The Easter Vigil

“Every day we have the chance to resurrect [compassion].” ~Juli Stewart

Easter morning, I am sitting in my bed wondering, is resurrection possible? Merriam Webster’s online defines resurrection as 1) the rising of Christ from the dead, the rising again to life of all the human dead before the final judgement, the state of one risen from the dead; 2) resurgence, revival; and 3) Christian Science: a spiritualization of thought: material belief that yields to spiritual understanding.

What does it really mean to bring someone/something back to life?


The night before, Eric and I went to the Easter Vigil service at the Catholic church we sometimes attend. Sometimes because I have not been a good or regular attendee for a while now. You probably know the drill–I have trouble overriding what has become a dominant narrative in my head about the Catholic church–it’s a patriarchal institution dying a slow and painful death due to it’s refusal to accept responsibility for its sins and to fully love all people. And I’m embarrassed too, to claim such a corrupted faith as my own.
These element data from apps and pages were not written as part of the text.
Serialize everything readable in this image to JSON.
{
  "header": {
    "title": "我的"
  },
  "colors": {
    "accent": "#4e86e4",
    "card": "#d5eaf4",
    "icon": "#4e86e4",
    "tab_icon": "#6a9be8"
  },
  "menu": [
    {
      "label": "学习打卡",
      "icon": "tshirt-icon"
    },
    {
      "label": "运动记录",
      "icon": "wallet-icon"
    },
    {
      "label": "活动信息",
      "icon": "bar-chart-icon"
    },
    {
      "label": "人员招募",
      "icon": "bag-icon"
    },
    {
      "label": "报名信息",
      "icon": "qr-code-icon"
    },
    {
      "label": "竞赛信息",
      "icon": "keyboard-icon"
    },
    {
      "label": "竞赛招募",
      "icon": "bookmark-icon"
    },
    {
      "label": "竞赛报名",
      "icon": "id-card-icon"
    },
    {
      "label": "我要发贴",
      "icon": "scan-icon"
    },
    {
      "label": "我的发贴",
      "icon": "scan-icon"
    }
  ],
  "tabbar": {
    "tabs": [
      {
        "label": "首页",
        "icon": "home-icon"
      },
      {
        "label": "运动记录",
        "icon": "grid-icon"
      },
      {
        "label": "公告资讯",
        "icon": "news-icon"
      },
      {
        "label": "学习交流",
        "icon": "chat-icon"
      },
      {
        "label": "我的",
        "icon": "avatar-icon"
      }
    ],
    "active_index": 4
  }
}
Nevertheless, we did Easter. The Easter Vigil service is long for those of you have never attended one. Saturday’s mass was no different. The cantor, a lovely young man with an even lovelier voice, drew out each note he uttered. The exsultet, a hymn sung at the beginning of the service last 13 minutes. That’s a long time when mass begins at 7:30 on a Saturday evening. It was, in fact, so long that Fr. M who has bad knees nearly went down. You see, the pastor stands at the front of the church holding the immense lit Easter candle during the entirety of the song. When Fr. M’s hold on the candle began to slip, C (the lector for the evening) leapt up from her seat in the front row and in what would perhaps be the moment that resurrected my heart, gently took the candle so Fr. M could unlock his knee.

C’s relationship with Fr. M is complicated as are most relationships between men and women in a church committed to inequality. Those complications did not, however, unwind the web of humanity connecting them.


The service was long. But instead of bearing it, as I expected to, I was cracked open. The vulnerability and kindness played out in the opening moments of the service, a reminder of compassion’s potency. A reminder of love’s capacity for resurrection.